The records section start

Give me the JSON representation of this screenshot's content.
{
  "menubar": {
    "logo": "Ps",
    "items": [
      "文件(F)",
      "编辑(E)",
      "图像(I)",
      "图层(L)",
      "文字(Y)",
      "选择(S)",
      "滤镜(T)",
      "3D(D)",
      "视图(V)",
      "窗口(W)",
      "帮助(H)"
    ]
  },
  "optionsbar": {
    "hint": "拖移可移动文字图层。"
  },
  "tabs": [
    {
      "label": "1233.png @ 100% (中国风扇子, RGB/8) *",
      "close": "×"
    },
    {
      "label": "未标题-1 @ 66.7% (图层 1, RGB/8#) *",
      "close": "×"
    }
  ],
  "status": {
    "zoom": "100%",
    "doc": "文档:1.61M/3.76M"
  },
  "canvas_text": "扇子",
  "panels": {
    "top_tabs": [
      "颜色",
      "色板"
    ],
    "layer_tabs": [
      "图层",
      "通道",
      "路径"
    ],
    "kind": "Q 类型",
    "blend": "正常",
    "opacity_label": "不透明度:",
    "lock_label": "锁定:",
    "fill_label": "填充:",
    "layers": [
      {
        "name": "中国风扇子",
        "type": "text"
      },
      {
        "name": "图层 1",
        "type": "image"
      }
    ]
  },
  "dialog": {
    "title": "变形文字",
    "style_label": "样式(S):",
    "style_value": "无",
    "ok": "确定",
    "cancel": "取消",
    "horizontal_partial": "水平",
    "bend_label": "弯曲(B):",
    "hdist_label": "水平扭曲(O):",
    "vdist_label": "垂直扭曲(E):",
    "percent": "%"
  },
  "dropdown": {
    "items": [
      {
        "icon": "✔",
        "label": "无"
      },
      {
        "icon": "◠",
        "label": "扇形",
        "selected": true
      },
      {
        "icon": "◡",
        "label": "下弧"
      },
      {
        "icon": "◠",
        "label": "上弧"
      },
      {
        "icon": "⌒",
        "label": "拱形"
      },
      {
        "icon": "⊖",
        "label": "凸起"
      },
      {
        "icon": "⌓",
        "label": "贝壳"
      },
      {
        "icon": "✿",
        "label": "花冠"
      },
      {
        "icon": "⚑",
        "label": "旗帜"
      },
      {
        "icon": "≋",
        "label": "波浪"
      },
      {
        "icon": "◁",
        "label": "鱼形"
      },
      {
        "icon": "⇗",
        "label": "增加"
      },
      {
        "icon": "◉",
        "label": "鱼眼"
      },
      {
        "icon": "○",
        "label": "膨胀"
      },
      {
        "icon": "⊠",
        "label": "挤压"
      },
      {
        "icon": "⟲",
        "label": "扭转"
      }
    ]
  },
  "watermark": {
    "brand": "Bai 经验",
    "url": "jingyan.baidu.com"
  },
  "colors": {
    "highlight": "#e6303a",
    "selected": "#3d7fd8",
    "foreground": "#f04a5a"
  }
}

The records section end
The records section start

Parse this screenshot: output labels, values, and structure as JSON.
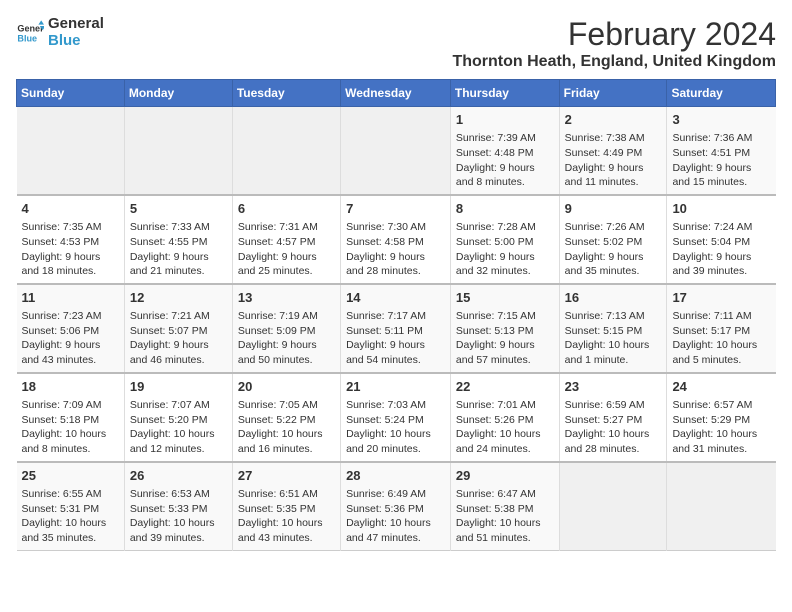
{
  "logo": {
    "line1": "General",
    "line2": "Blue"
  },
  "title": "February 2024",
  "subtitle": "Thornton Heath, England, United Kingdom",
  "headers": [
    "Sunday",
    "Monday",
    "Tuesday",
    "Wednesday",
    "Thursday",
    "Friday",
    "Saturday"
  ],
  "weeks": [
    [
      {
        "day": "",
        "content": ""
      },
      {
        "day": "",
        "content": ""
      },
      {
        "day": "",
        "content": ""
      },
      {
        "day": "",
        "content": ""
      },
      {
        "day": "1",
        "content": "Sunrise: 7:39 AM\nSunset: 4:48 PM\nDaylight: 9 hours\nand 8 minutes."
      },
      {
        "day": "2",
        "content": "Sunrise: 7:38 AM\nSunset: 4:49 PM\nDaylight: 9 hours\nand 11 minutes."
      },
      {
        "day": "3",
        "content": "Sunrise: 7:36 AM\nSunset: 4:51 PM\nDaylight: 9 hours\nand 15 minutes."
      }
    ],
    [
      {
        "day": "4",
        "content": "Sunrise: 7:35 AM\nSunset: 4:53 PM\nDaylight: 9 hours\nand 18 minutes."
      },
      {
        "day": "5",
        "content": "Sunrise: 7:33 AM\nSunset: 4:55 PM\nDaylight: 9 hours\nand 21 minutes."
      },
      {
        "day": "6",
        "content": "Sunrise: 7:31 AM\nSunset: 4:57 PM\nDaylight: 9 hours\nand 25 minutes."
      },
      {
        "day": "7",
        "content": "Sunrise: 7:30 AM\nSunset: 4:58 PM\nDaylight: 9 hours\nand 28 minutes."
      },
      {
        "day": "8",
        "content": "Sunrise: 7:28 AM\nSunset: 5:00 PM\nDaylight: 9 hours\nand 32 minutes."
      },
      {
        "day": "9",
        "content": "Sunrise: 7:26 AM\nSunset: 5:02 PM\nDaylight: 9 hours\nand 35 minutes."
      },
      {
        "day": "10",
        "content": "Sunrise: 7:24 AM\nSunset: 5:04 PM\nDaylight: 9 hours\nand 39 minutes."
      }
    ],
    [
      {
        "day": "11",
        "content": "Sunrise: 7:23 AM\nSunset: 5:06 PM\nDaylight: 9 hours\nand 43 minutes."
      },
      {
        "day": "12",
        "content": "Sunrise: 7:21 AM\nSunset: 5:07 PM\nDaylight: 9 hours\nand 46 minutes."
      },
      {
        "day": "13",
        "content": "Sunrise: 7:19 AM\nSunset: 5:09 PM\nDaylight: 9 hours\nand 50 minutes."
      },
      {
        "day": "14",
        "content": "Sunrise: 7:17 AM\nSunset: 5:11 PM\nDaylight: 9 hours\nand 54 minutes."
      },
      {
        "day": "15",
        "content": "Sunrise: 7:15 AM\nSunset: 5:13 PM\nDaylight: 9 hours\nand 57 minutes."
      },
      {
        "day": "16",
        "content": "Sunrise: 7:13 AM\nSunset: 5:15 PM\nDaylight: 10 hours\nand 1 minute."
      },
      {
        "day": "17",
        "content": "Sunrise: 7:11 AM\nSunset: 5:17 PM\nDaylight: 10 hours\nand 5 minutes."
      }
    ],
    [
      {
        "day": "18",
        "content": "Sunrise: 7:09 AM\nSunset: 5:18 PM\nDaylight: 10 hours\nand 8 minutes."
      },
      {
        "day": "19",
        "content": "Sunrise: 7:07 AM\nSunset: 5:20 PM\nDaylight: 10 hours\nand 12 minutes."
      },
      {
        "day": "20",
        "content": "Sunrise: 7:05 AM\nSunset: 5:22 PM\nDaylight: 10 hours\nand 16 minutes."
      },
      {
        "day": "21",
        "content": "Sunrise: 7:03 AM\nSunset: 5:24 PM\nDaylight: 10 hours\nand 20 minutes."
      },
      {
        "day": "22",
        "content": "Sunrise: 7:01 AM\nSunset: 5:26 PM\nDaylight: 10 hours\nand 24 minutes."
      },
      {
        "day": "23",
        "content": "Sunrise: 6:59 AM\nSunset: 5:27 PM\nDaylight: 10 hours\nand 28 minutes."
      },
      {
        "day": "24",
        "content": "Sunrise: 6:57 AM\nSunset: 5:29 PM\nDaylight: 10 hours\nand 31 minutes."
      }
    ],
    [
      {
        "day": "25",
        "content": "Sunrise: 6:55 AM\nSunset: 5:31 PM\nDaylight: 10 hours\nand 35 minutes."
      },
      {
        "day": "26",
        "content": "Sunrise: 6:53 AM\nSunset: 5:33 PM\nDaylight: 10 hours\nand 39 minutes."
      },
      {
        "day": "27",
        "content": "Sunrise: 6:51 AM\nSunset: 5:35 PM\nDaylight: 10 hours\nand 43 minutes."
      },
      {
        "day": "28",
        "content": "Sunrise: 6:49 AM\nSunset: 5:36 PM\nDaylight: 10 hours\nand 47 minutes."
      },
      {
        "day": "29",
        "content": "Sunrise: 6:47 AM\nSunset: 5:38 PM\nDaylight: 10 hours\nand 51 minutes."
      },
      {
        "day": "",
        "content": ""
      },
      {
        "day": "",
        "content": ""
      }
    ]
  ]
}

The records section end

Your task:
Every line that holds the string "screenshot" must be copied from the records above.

Result for this task:
Give me the JSON representation of this screenshot's content.
Parse this screenshot: output labels, values, and structure as JSON.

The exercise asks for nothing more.